*** Begin section ***
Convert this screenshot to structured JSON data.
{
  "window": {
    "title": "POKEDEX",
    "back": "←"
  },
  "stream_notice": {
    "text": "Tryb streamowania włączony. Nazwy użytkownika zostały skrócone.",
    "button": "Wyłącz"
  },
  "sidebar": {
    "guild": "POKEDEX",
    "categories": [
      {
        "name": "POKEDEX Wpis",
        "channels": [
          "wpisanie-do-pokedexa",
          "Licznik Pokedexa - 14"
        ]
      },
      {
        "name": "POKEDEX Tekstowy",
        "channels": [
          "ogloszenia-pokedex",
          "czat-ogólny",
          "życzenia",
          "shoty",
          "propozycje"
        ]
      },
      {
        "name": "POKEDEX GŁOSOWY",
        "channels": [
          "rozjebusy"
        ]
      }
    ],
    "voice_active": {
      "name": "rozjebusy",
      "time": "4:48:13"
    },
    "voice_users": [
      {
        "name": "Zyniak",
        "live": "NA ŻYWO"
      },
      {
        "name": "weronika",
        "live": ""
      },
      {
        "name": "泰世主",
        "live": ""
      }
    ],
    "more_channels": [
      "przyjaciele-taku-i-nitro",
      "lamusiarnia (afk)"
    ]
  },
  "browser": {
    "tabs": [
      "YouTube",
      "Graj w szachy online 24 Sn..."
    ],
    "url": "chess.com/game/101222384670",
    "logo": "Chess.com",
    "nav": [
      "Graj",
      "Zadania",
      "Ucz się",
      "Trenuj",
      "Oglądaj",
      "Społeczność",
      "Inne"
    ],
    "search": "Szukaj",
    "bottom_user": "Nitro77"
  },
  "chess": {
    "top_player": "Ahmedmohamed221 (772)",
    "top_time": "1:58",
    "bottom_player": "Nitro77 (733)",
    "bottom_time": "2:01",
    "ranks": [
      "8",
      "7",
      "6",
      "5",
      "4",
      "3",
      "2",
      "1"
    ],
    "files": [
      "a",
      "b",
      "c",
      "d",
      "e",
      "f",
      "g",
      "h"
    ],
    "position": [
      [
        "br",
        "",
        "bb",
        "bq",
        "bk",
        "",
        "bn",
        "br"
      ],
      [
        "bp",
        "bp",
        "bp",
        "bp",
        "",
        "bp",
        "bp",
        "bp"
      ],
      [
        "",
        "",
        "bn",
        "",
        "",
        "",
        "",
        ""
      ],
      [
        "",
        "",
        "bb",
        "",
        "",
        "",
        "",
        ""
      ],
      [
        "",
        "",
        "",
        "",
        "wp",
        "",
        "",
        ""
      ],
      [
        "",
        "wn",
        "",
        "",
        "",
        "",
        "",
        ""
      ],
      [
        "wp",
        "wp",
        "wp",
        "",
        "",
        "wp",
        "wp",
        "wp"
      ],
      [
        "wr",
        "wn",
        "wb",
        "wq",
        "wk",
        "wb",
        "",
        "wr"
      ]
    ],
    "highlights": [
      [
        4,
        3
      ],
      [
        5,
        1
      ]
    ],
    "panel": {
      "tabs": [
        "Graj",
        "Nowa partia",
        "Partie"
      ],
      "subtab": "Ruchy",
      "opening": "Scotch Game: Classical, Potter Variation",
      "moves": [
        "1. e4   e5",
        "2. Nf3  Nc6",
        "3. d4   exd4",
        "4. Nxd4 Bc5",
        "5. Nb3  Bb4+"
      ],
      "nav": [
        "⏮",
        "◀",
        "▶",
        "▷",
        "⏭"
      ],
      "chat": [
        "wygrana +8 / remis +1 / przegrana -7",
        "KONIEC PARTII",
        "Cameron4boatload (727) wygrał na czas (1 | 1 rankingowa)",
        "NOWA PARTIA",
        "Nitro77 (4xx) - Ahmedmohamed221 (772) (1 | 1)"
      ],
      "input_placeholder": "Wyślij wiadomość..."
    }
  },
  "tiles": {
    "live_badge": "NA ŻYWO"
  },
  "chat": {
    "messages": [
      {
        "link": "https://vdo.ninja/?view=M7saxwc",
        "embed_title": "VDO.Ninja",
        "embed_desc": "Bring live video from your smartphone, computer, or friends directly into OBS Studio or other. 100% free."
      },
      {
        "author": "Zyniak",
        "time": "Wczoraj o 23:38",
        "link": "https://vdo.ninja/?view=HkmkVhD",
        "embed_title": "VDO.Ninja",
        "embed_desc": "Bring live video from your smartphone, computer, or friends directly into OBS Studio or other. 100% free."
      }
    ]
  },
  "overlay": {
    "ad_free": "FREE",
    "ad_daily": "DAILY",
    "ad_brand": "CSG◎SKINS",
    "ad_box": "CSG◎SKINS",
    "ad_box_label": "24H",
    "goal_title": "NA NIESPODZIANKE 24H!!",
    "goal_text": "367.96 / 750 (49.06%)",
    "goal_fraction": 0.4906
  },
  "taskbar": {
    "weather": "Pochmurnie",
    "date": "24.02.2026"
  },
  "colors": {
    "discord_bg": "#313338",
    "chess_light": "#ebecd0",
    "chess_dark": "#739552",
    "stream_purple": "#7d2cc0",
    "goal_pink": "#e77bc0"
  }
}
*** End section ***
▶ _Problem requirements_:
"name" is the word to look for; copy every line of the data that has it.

▶ _Your solution_:
        "name": "POKEDEX Wpis",
        "name": "POKEDEX Tekstowy",
        "name": "POKEDEX GŁOSOWY",
      "name": "rozjebusy",
        "name": "Zyniak",
        "name": "weronika",
        "name": "泰世主",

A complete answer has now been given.